CRG Thursday Forum:

Retracing, Repurposing, and Reimagining:
Critiquing Contemporary Engagements With Colonial Expeditions

(Re)imagining Race, Nature, and the Colonial Frontier in Northern Spaces through the Harriman Alaska Expedition and the Harriman Retraced
Jen Smith, Ethnic Studies

(Re)presenting Race and Land:
Constructions of Nature, Culture, and Ecology in The Confluence Project in the Columbia River Gorge
Ashton Wesner, Environmental Science, Policy and Management

Creative representations of colonial histories have the potential to contest dominant narratives of erasure and modernization, as well as reinscribe them in new ways. The retracing of original colonial events reveals continuity in the elision of alternative epistemologies and the obfuscation of positionality. We examine two historical retracings to critique the narrative power of environmental ethic and its link to the nation’s purposeful production of race and other forms of difference. The Lewis and Clark and Harriman Alaska Expeditions (HAE) are cases of vaunted masculinist colonial endeavors that expanded American landscapes geographically and ideologically. The contemporaneous repeated journeys of The Confluence Project (TCP) and Harriman Retraced intersect with current anxieties regarding climate change, as the Pacific Northwest and the Arctic operate as environmental strongholds in the national imaginary.

TCP is a collaborative project in the Columbia River Gorge with the goal of exploring intersections of environment, culture, and regional history at eight points along the river through building ecological parks with art installations and interpretive materials inspired by passages from Lewis and Clark’s documentation of each location. As a social and political process that produces both a material place and immaterial narratives run-through with power relations, TCP not only (re)tells and (re)imagines the history of the Gorge but (re)shapes the land with built memorials that may unintentionally continue to solidify and naturalize settler colonial violences.

The HAE of 1899 was an academic pilgrimage of the era’s predominant intellectuals, including John Muir, John Burroughs, and Edward Curtis. During four months, HAE taxonomized thousands of flora and fauna, and procured dozens of Tlingit cultural items from Saanya Kwaan village site. The HAE was retraced in 2001, and the written documents, photographs, and maps from the maiden voyage served as guiding narratives for a contemporaneous coterie of elite academics, repurposing a set of literature that has yet to be critically examined. Documenting a century of environmental change, the HAE Retraced privileges environmental concerns as benign and seemingly universal. The team commits a mistake similar to their forefathers by producing an environmental ethic that separates itself from violent colonial histories.
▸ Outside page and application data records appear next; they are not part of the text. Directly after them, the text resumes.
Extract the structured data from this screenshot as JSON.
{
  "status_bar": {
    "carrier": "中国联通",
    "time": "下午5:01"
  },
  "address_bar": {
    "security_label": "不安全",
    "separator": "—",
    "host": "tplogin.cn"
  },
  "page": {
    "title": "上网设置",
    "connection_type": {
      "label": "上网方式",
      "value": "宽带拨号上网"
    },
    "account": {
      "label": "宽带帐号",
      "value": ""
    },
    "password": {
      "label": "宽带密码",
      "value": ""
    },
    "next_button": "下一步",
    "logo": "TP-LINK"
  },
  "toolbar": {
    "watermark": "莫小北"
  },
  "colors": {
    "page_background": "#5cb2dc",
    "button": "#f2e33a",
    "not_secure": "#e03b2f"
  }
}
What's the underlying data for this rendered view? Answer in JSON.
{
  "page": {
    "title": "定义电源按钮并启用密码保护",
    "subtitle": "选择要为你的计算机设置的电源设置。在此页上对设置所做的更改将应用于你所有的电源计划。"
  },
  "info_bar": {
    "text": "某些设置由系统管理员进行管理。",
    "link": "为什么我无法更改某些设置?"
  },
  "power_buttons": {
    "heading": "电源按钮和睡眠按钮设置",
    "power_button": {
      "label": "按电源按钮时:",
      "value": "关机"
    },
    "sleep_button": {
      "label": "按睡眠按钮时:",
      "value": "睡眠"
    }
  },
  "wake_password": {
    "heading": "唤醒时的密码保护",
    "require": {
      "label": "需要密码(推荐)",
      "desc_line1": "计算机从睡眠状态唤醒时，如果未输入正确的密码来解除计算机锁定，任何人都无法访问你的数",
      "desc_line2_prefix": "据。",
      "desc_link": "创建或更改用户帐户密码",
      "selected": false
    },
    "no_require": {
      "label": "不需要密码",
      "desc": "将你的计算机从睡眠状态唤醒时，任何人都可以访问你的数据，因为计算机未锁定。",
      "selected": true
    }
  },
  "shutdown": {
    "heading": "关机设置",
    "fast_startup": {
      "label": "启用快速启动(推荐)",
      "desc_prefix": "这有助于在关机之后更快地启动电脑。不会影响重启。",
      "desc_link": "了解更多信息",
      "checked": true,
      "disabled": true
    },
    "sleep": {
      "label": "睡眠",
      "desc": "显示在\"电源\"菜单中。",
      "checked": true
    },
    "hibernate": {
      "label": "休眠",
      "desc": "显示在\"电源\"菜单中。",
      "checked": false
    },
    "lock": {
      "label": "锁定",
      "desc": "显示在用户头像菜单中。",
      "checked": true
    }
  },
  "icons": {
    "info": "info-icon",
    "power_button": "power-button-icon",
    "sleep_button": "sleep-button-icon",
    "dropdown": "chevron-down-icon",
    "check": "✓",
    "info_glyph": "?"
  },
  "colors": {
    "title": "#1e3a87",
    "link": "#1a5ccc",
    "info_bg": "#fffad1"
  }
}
We aim to generate discussion surrounding how histories of colonial exploration, enacted by the HAE and Lewis and Clark, can be engaged in a contemporary moment such that narratives of manifest destiny and moderniziation are undone. In retracing an imperial expedition, how can we trouble the maintenance of whiteness inherent in these repetitions? What are the possibilities of retracings and what kind of politics, methods, and collaborations are necessary to cultivate liberatory potential?